Bring a list of your medications
For me, one of the more unpleasant tasks of going to a new doctor is completing the paperwork – particularly the part of the form that asks me to list my medications. It doesn’t help that the area provided is often only three to four lines long. After completing so many of these forms, always having to continue my medications on the back of the form or squish them into the margins, sometimes forgetting some of them, I finally came up with a fix. I typed up a list of my medications and supplements — including dosages, how many times a day I took them, and which ones were daily as opposed to as needed — and I keep two copies of that list in my backpack. Now, when I come to that section of those forms I simply write “see attached” and I ask the front desk person to make a copy of my list and attach it. I carry a second copy of the list because the first copy doesn’t always make its way back to me, and sometimes I’ll forget that by the time I get home. It saves me the next time I go to a new doctor.
Remember Outstanding Care-Providers
Whenever I’m admitted to a hospital, one of the things that makes me feel good is to keep a list of the care-providers that provide me with exceptional service. These are most often nurses but can also be phlebotomists (near painless needle sticks are always appreciated), those who bring me my food, or even janitorial staff. On your way out you can ask who the head nurse or “charge nurse” is for your unit, and how to contact them so you can communicate your compliments. Alternatively, after you get home you can go online to find the hospital’s customer service contact and ask them how you can give your appreciation. As mentioned before, hospital staff often work long, hard hours, and your praise can mean a lot to them – especially when their supervisors hear it as well. This can also help build goodwill, and if you ever need to return to the hospital, you might encounter some of the same staff who may remember your kind words.

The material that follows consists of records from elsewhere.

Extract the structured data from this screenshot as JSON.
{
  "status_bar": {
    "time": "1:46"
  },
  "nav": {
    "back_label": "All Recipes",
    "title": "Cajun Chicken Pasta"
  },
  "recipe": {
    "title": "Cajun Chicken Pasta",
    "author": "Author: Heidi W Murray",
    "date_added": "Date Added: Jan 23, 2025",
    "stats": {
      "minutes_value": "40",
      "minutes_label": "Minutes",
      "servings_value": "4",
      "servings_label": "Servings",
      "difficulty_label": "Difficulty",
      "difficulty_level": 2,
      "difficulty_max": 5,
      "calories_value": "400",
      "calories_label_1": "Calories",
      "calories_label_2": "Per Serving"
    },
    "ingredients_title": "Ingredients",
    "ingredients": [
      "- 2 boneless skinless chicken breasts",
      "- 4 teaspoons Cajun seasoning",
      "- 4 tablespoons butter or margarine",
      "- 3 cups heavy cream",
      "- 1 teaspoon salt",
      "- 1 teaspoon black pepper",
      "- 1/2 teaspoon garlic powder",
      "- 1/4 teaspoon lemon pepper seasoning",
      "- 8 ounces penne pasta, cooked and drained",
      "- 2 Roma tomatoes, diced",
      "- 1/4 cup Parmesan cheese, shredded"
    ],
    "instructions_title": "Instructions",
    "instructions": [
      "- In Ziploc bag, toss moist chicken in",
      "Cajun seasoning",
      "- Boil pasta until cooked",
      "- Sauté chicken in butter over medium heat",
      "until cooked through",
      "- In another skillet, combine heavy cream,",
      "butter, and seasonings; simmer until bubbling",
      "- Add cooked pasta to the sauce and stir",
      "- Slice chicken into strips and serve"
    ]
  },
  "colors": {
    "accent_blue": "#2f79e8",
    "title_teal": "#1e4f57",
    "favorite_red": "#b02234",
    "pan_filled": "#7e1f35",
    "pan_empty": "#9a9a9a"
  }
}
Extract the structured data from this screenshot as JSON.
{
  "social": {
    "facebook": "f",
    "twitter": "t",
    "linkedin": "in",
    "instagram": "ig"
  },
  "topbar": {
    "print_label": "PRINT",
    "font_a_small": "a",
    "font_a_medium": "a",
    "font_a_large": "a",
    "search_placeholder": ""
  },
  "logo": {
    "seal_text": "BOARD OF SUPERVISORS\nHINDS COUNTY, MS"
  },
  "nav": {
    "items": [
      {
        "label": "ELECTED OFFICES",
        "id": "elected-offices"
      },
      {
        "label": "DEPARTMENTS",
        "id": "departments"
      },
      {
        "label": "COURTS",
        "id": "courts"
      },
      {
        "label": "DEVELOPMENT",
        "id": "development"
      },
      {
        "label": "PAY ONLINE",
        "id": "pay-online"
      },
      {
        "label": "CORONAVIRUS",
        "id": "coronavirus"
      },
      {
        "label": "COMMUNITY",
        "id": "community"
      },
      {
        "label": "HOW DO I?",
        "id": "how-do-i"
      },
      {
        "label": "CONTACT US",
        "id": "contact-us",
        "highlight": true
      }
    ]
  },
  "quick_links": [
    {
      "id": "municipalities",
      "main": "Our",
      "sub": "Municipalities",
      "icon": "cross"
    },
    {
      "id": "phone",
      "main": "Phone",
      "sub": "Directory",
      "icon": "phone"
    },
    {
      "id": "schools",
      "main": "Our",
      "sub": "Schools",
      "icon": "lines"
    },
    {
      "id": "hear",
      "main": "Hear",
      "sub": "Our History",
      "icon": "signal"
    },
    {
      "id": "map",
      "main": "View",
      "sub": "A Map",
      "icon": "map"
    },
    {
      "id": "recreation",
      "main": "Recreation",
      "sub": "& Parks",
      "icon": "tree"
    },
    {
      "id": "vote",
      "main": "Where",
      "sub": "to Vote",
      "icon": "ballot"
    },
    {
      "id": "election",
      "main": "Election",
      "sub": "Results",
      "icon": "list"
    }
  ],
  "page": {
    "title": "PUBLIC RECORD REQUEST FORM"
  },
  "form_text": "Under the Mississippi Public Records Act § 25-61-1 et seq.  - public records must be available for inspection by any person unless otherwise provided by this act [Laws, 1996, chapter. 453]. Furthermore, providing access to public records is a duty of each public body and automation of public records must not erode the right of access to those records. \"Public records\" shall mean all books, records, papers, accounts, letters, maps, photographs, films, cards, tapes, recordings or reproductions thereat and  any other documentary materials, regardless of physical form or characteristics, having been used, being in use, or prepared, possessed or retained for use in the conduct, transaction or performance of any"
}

Treating people well increases the chances that they will treat you well in return.
Bring a hat
I’ll leave you with this final tip about taking care of yourself in the hospital: bring a hat or some other head covering. A hat has the dual function of helping to keep you warm and also covering up hair that might start looking pretty wild. Depending on your medical situation, you might not be able to shower for a number of days. While you may not think that looking good in the hospital will be a priority for you, I know that it sure does make me feel better to be able to easily cover up my greasy, stringy locks on day four or five, if necessary. As for staying warm, we all know how thin and breezy those hospital gowns can be. I’m someone whose body has a hard time with temperature regulation, so staying warm is always important to me.
I hope some of the knowledge I’ve gained from my medical experiences helps you take care of yourself. Don’t be afraid to stand up for yourself, speak up for your needs, and to be persistent if you have a strong feeling that something’s not right with your body. Nobody lives with your body — with your disability — but you. We, and those who truly love and respect us, are our best advocates.